── DATA TO PROCESS ──
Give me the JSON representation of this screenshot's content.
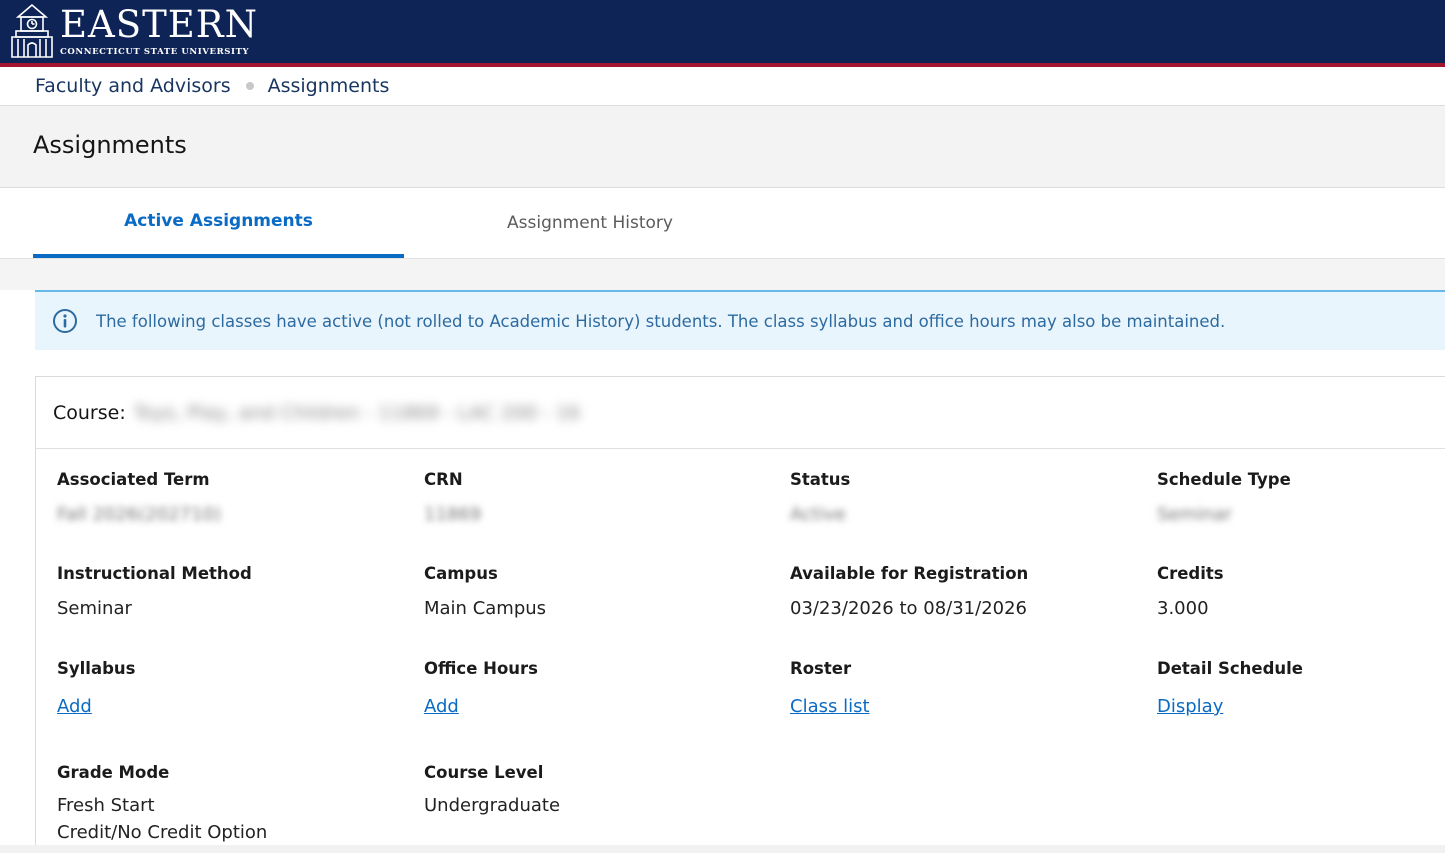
{
  "header": {
    "logo_main": "EASTERN",
    "logo_sub": "CONNECTICUT STATE UNIVERSITY",
    "brand_color": "#0f2456",
    "accent_color": "#a4162f"
  },
  "breadcrumb": {
    "items": [
      "Faculty and Advisors",
      "Assignments"
    ]
  },
  "page": {
    "title": "Assignments"
  },
  "tabs": [
    {
      "label": "Active Assignments",
      "active": true
    },
    {
      "label": "Assignment History",
      "active": false
    }
  ],
  "banner": {
    "icon": "info-icon",
    "text": "The following classes have active (not rolled to Academic History) students. The class syllabus and office hours may also be maintained."
  },
  "course": {
    "label": "Course:",
    "value": "Toys, Play, and Children - 11869 - LAC 200 - 16",
    "fields": {
      "associated_term": {
        "label": "Associated Term",
        "value": "Fall 2026(202710)"
      },
      "crn": {
        "label": "CRN",
        "value": "11869"
      },
      "status": {
        "label": "Status",
        "value": "Active"
      },
      "schedule_type": {
        "label": "Schedule Type",
        "value": "Seminar"
      },
      "instructional_method": {
        "label": "Instructional Method",
        "value": "Seminar"
      },
      "campus": {
        "label": "Campus",
        "value": "Main Campus"
      },
      "available": {
        "label": "Available for Registration",
        "value": "03/23/2026 to 08/31/2026"
      },
      "credits": {
        "label": "Credits",
        "value": "3.000"
      },
      "syllabus": {
        "label": "Syllabus",
        "link": "Add"
      },
      "office_hours": {
        "label": "Office Hours",
        "link": "Add"
      },
      "roster": {
        "label": "Roster",
        "link": "Class list"
      },
      "detail_schedule": {
        "label": "Detail Schedule",
        "link": "Display"
      },
      "grade_mode": {
        "label": "Grade Mode",
        "value_line1": "Fresh Start",
        "value_line2": "Credit/No Credit Option"
      },
      "course_level": {
        "label": "Course Level",
        "value": "Undergraduate"
      }
    }
  }
}
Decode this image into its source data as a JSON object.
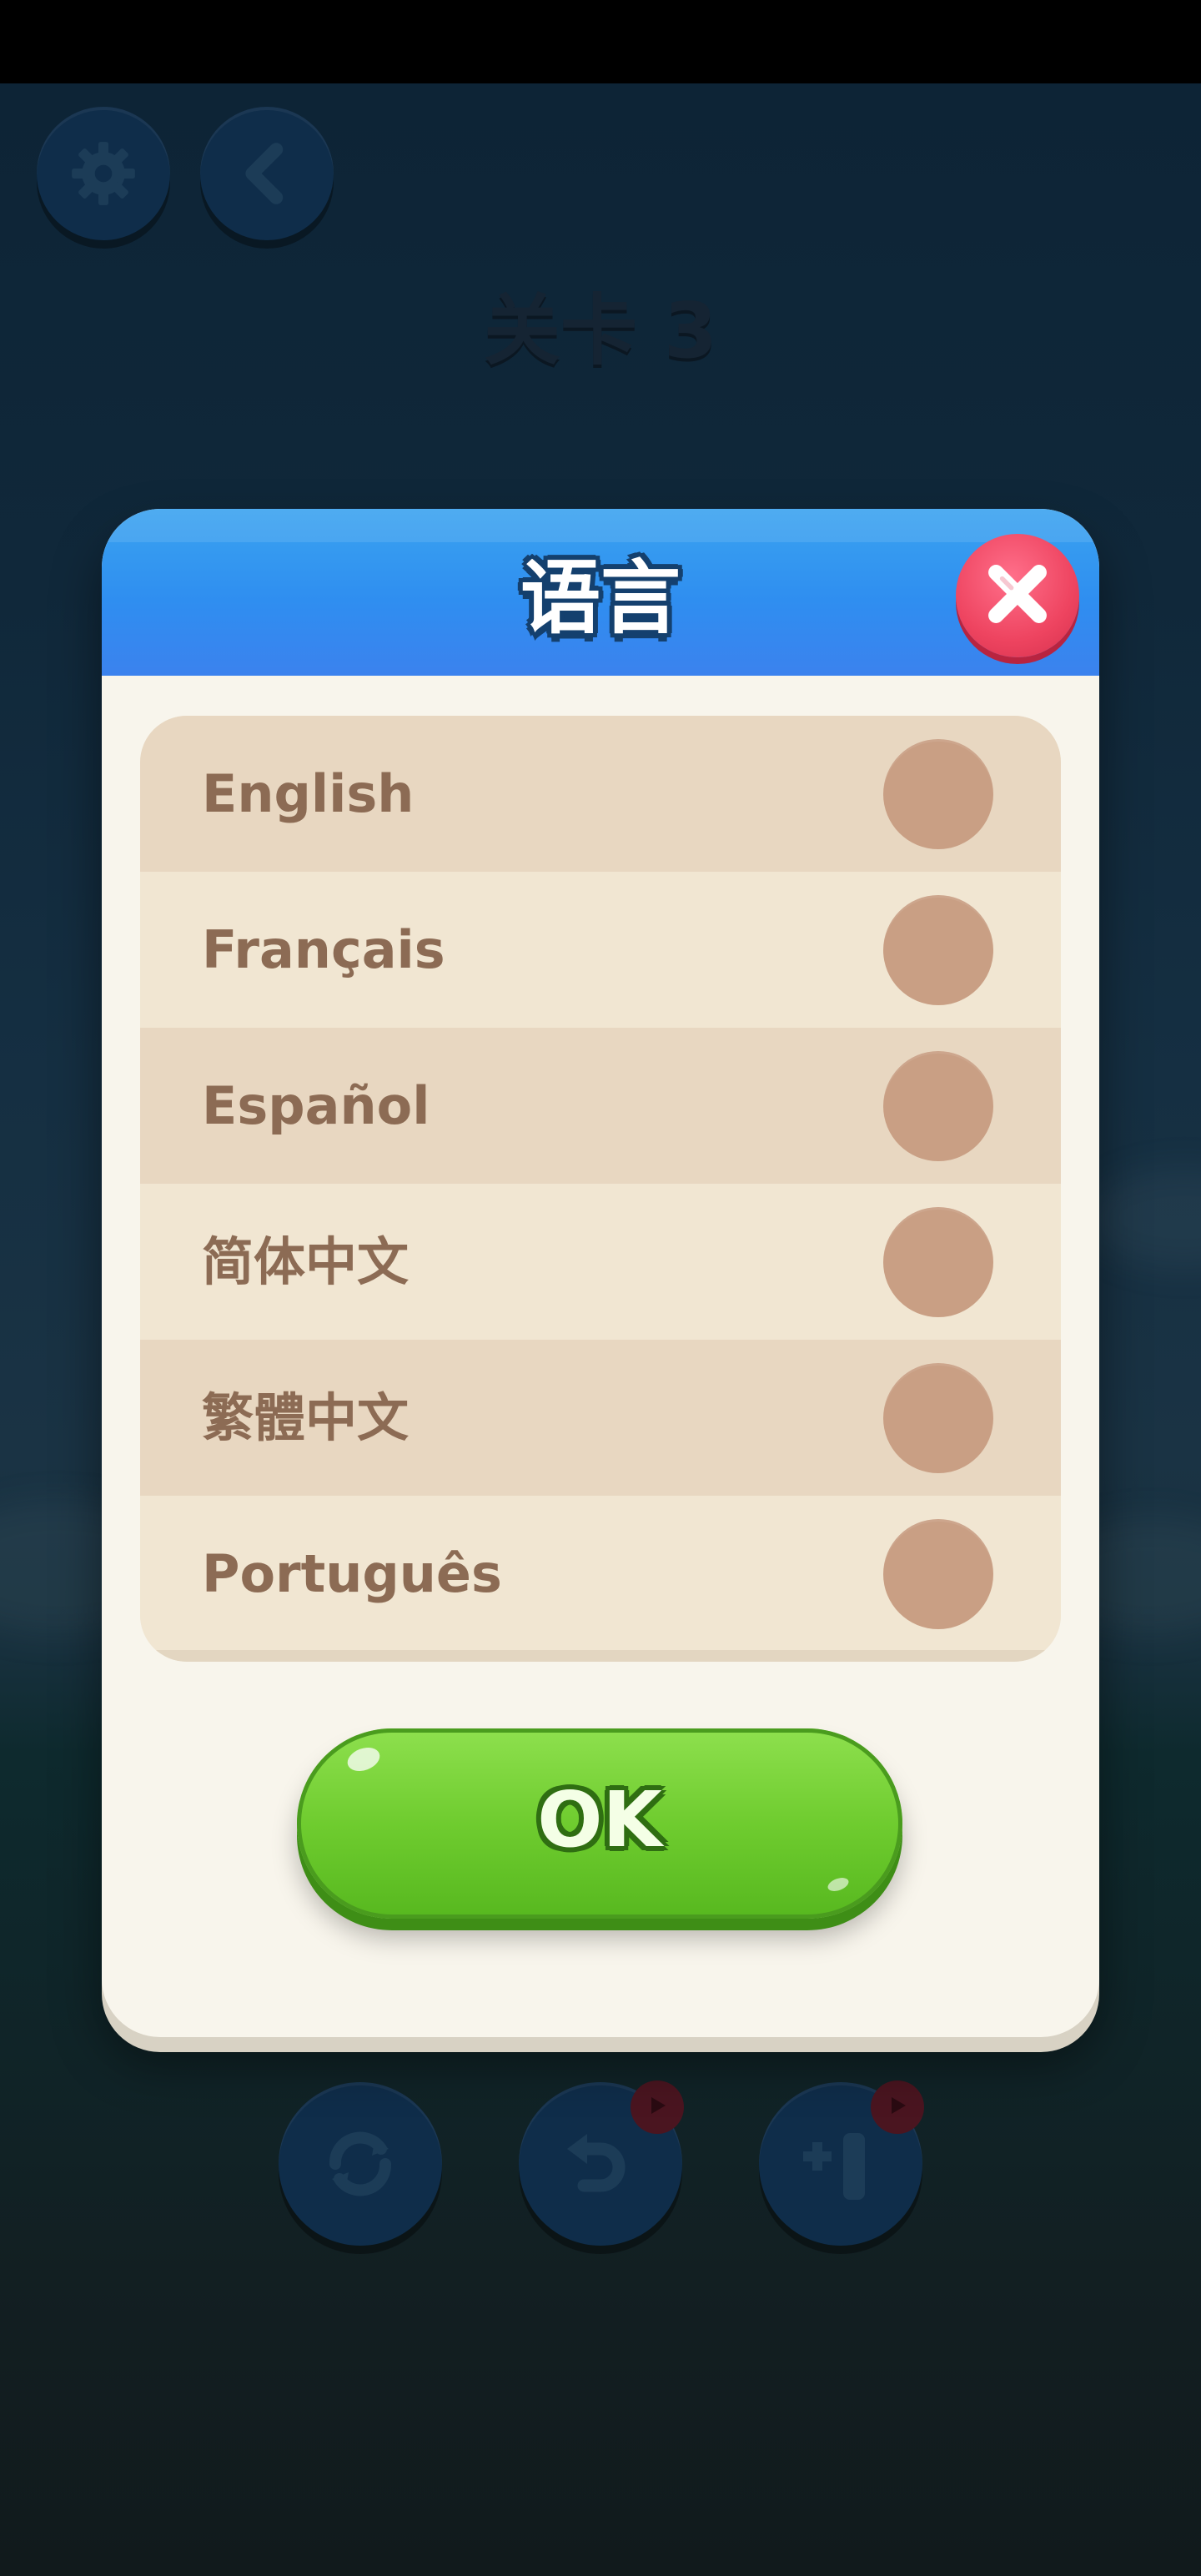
{
  "background": {
    "level_title": "关卡 3",
    "top_buttons": [
      {
        "icon": "gear-icon"
      },
      {
        "icon": "back-arrow-icon"
      }
    ],
    "bottom_buttons": [
      {
        "icon": "refresh-icon"
      },
      {
        "icon": "undo-icon",
        "badge_icon": "play-video-icon"
      },
      {
        "icon": "add-tube-icon",
        "badge_icon": "play-video-icon"
      }
    ]
  },
  "dialog": {
    "title": "语言",
    "close_icon": "close-icon",
    "languages": [
      {
        "label": "English",
        "selected": false
      },
      {
        "label": "Français",
        "selected": false
      },
      {
        "label": "Español",
        "selected": false
      },
      {
        "label": "简体中文",
        "selected": false
      },
      {
        "label": "繁體中文",
        "selected": false
      },
      {
        "label": "Português",
        "selected": false
      }
    ],
    "ok_label": "OK"
  },
  "colors": {
    "header_blue": "#3b8fef",
    "close_red": "#ee4460",
    "ok_green": "#6fcc2f",
    "label_brown": "#8c6b54",
    "radio_tan": "#c99f84"
  }
}
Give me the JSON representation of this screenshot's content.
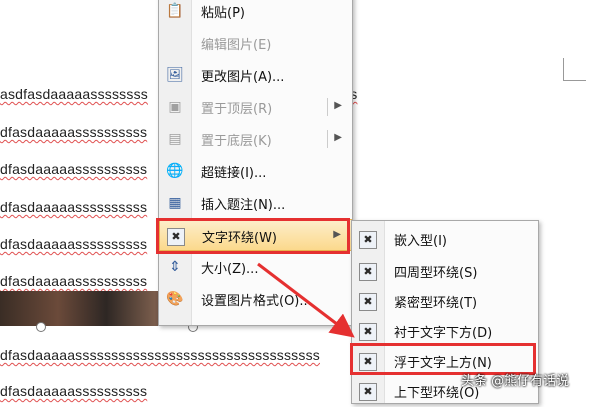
{
  "document": {
    "lines": [
      "asdfasdaaaaassssssss",
      "dfasdaaaaassssssssss",
      "dfasdaaaaassssssssss",
      "dfasdaaaaassssssssss",
      "dfasdaaaaassssssssss",
      "dfasdaaaaassssssssss",
      "dfasdaaaaassssssssssssssssssssssssssssssssss",
      "dfasdaaaaassssssssss"
    ],
    "line1_tail": "ss"
  },
  "context_menu": {
    "items": [
      {
        "label": "粘贴(P)",
        "icon": "clipboard-icon",
        "disabled": false,
        "submenu": false
      },
      {
        "label": "编辑图片(E)",
        "icon": "",
        "disabled": true,
        "submenu": false
      },
      {
        "label": "更改图片(A)...",
        "icon": "change-picture-icon",
        "disabled": false,
        "submenu": false
      },
      {
        "label": "置于顶层(R)",
        "icon": "bring-to-front-icon",
        "disabled": true,
        "submenu": true
      },
      {
        "label": "置于底层(K)",
        "icon": "send-to-back-icon",
        "disabled": true,
        "submenu": true
      },
      {
        "label": "超链接(I)...",
        "icon": "hyperlink-icon",
        "disabled": false,
        "submenu": false
      },
      {
        "label": "插入题注(N)...",
        "icon": "insert-caption-icon",
        "disabled": false,
        "submenu": false
      },
      {
        "label": "文字环绕(W)",
        "icon": "text-wrap-icon",
        "disabled": false,
        "submenu": true,
        "highlighted": true
      },
      {
        "label": "大小(Z)...",
        "icon": "size-icon",
        "disabled": false,
        "submenu": false
      },
      {
        "label": "设置图片格式(O)...",
        "icon": "format-picture-icon",
        "disabled": false,
        "submenu": false
      }
    ]
  },
  "wrap_submenu": {
    "items": [
      {
        "label": "嵌入型(I)",
        "icon": "inline-wrap-icon"
      },
      {
        "label": "四周型环绕(S)",
        "icon": "square-wrap-icon"
      },
      {
        "label": "紧密型环绕(T)",
        "icon": "tight-wrap-icon"
      },
      {
        "label": "衬于文字下方(D)",
        "icon": "behind-text-icon"
      },
      {
        "label": "浮于文字上方(N)",
        "icon": "in-front-of-text-icon",
        "highlighted": true
      },
      {
        "label": "上下型环绕(O)",
        "icon": "top-bottom-wrap-icon"
      }
    ]
  },
  "watermark": "头条 @熊仔有话说",
  "colors": {
    "highlight_box": "#e53030",
    "spellcheck": "#e05050"
  }
}
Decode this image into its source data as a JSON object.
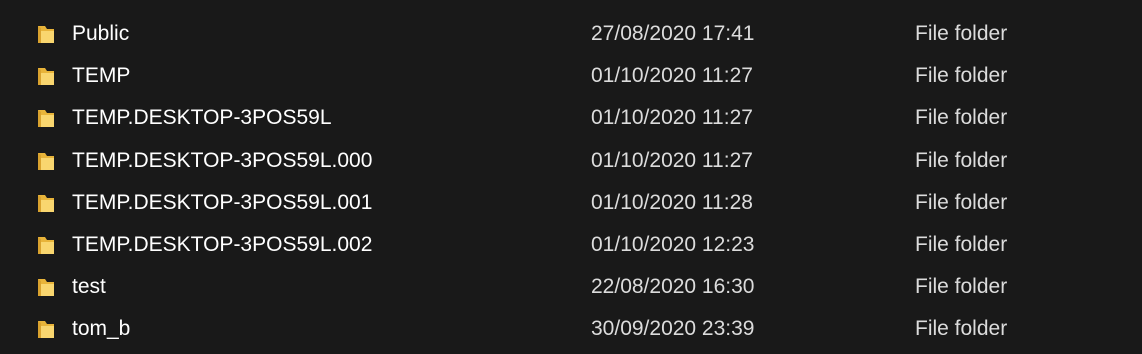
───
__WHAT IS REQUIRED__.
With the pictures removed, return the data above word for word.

__THE ANSWER__.
Give me the JSON representation of this screenshot's content.
{
  "header": {
    "logo_main": "EASTERN",
    "logo_sub": "CONNECTICUT STATE UNIVERSITY",
    "brand_color": "#0f2456",
    "accent_color": "#a4162f"
  },
  "breadcrumb": {
    "items": [
      "Faculty and Advisors",
      "Assignments"
    ]
  },
  "page": {
    "title": "Assignments"
  },
  "tabs": [
    {
      "label": "Active Assignments",
      "active": true
    },
    {
      "label": "Assignment History",
      "active": false
    }
  ],
  "banner": {
    "icon": "info-icon",
    "text": "The following classes have active (not rolled to Academic History) students. The class syllabus and office hours may also be maintained."
  },
  "course": {
    "label": "Course:",
    "value": "Toys, Play, and Children - 11869 - LAC 200 - 16",
    "fields": {
      "associated_term": {
        "label": "Associated Term",
        "value": "Fall 2026(202710)"
      },
      "crn": {
        "label": "CRN",
        "value": "11869"
      },
      "status": {
        "label": "Status",
        "value": "Active"
      },
      "schedule_type": {
        "label": "Schedule Type",
        "value": "Seminar"
      },
      "instructional_method": {
        "label": "Instructional Method",
        "value": "Seminar"
      },
      "campus": {
        "label": "Campus",
        "value": "Main Campus"
      },
      "available": {
        "label": "Available for Registration",
        "value": "03/23/2026 to 08/31/2026"
      },
      "credits": {
        "label": "Credits",
        "value": "3.000"
      },
      "syllabus": {
        "label": "Syllabus",
        "link": "Add"
      },
      "office_hours": {
        "label": "Office Hours",
        "link": "Add"
      },
      "roster": {
        "label": "Roster",
        "link": "Class list"
      },
      "detail_schedule": {
        "label": "Detail Schedule",
        "link": "Display"
      },
      "grade_mode": {
        "label": "Grade Mode",
        "value_line1": "Fresh Start",
        "value_line2": "Credit/No Credit Option"
      },
      "course_level": {
        "label": "Course Level",
        "value": "Undergraduate"
      }
    }
  }
}
Decode this image into its source data as a JSON object.
{
  "background": {
    "level_title": "关卡 3",
    "top_buttons": [
      {
        "icon": "gear-icon"
      },
      {
        "icon": "back-arrow-icon"
      }
    ],
    "bottom_buttons": [
      {
        "icon": "refresh-icon"
      },
      {
        "icon": "undo-icon",
        "badge_icon": "play-video-icon"
      },
      {
        "icon": "add-tube-icon",
        "badge_icon": "play-video-icon"
      }
    ]
  },
  "dialog": {
    "title": "语言",
    "close_icon": "close-icon",
    "languages": [
      {
        "label": "English",
        "selected": false
      },
      {
        "label": "Français",
        "selected": false
      },
      {
        "label": "Español",
        "selected": false
      },
      {
        "label": "简体中文",
        "selected": false
      },
      {
        "label": "繁體中文",
        "selected": false
      },
      {
        "label": "Português",
        "selected": false
      }
    ],
    "ok_label": "OK"
  },
  "colors": {
    "header_blue": "#3b8fef",
    "close_red": "#ee4460",
    "ok_green": "#6fcc2f",
    "label_brown": "#8c6b54",
    "radio_tan": "#c99f84"
  }
}
Give me the JSON representation of this screenshot's content.
{
  "document": {
    "lines": [
      "asdfasdaaaaassssssss",
      "dfasdaaaaassssssssss",
      "dfasdaaaaassssssssss",
      "dfasdaaaaassssssssss",
      "dfasdaaaaassssssssss",
      "dfasdaaaaassssssssss",
      "dfasdaaaaassssssssssssssssssssssssssssssssss",
      "dfasdaaaaassssssssss"
    ],
    "line1_tail": "ss"
  },
  "context_menu": {
    "items": [
      {
        "label": "粘贴(P)",
        "icon": "clipboard-icon",
        "disabled": false,
        "submenu": false
      },
      {
        "label": "编辑图片(E)",
        "icon": "",
        "disabled": true,
        "submenu": false
      },
      {
        "label": "更改图片(A)...",
        "icon": "change-picture-icon",
        "disabled": false,
        "submenu": false
      },
      {
        "label": "置于顶层(R)",
        "icon": "bring-to-front-icon",
        "disabled": true,
        "submenu": true
      },
      {
        "label": "置于底层(K)",
        "icon": "send-to-back-icon",
        "disabled": true,
        "submenu": true
      },
      {
        "label": "超链接(I)...",
        "icon": "hyperlink-icon",
        "disabled": false,
        "submenu": false
      },
      {
        "label": "插入题注(N)...",
        "icon": "insert-caption-icon",
        "disabled": false,
        "submenu": false
      },
      {
        "label": "文字环绕(W)",
        "icon": "text-wrap-icon",
        "disabled": false,
        "submenu": true,
        "highlighted": true
      },
      {
        "label": "大小(Z)...",
        "icon": "size-icon",
        "disabled": false,
        "submenu": false
      },
      {
        "label": "设置图片格式(O)...",
        "icon": "format-picture-icon",
        "disabled": false,
        "submenu": false
      }
    ]
  },
  "wrap_submenu": {
    "items": [
      {
        "label": "嵌入型(I)",
        "icon": "inline-wrap-icon"
      },
      {
        "label": "四周型环绕(S)",
        "icon": "square-wrap-icon"
      },
      {
        "label": "紧密型环绕(T)",
        "icon": "tight-wrap-icon"
      },
      {
        "label": "衬于文字下方(D)",
        "icon": "behind-text-icon"
      },
      {
        "label": "浮于文字上方(N)",
        "icon": "in-front-of-text-icon",
        "highlighted": true
      },
      {
        "label": "上下型环绕(O)",
        "icon": "top-bottom-wrap-icon"
      }
    ]
  },
  "watermark": "头条 @熊仔有话说",
  "colors": {
    "highlight_box": "#e53030",
    "spellcheck": "#e05050"
  }
}
Decode this image into its source data as a JSON object.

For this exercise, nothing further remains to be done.